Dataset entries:
========

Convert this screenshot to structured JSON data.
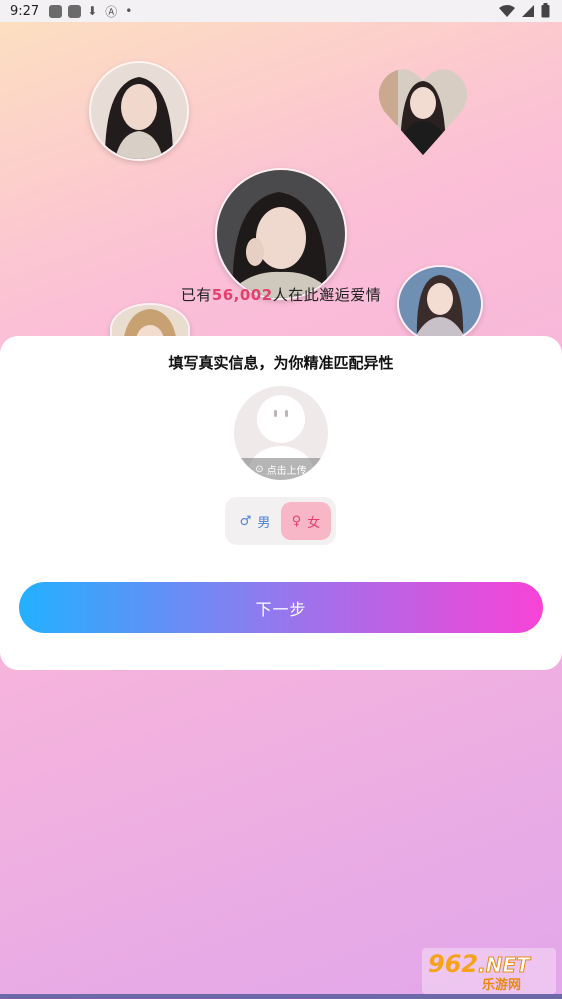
{
  "status_bar": {
    "time": "9:27",
    "icons": [
      "app-icon",
      "app-icon",
      "download-icon",
      "a-icon",
      "dot-icon"
    ],
    "right_icons": [
      "wifi-icon",
      "signal-icon",
      "battery-icon"
    ]
  },
  "hero": {
    "stat_prefix": "已有",
    "stat_count": "56,002",
    "stat_suffix": "人在此邂逅爱情"
  },
  "card": {
    "title": "填写真实信息，为你精准匹配异性",
    "upload_label": "点击上传",
    "gender": {
      "male_label": "男",
      "female_label": "女",
      "selected": "female"
    },
    "next_label": "下一步"
  },
  "watermark": {
    "brand": "962",
    "tld": ".NET",
    "name": "乐游网"
  }
}
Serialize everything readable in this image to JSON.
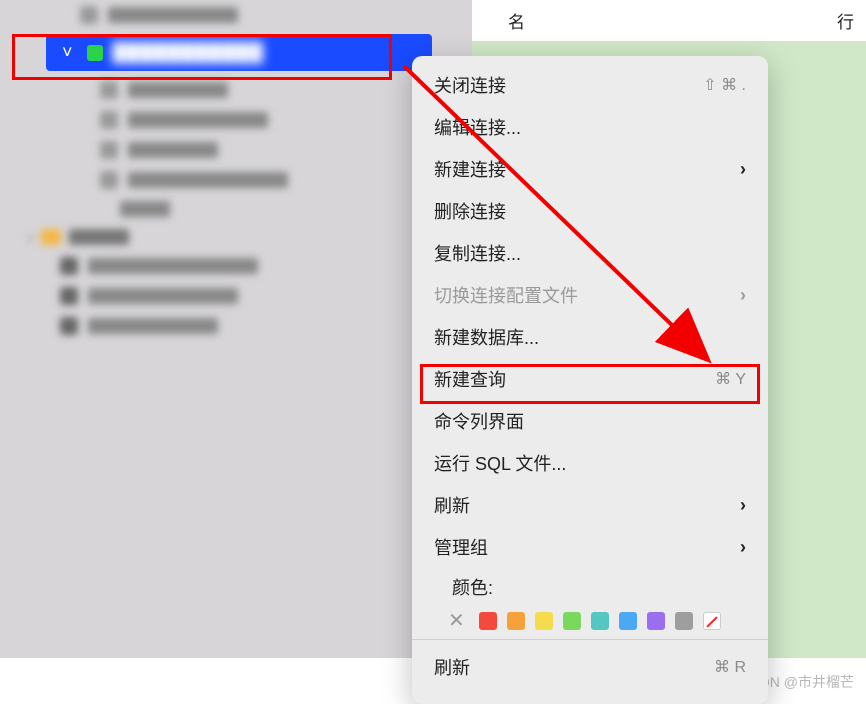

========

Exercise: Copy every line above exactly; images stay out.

Written solution:
Convert this screenshot to structured JSON data.
{
  "status_bar": {
    "time": "9:27",
    "icons": [
      "app-icon",
      "app-icon",
      "download-icon",
      "a-icon",
      "dot-icon"
    ],
    "right_icons": [
      "wifi-icon",
      "signal-icon",
      "battery-icon"
    ]
  },
  "hero": {
    "stat_prefix": "已有",
    "stat_count": "56,002",
    "stat_suffix": "人在此邂逅爱情"
  },
  "card": {
    "title": "填写真实信息，为你精准匹配异性",
    "upload_label": "点击上传",
    "gender": {
      "male_label": "男",
      "female_label": "女",
      "selected": "female"
    },
    "next_label": "下一步"
  },
  "watermark": {
    "brand": "962",
    "tld": ".NET",
    "name": "乐游网"
  }
}
Serialize everything readable in this image to JSON.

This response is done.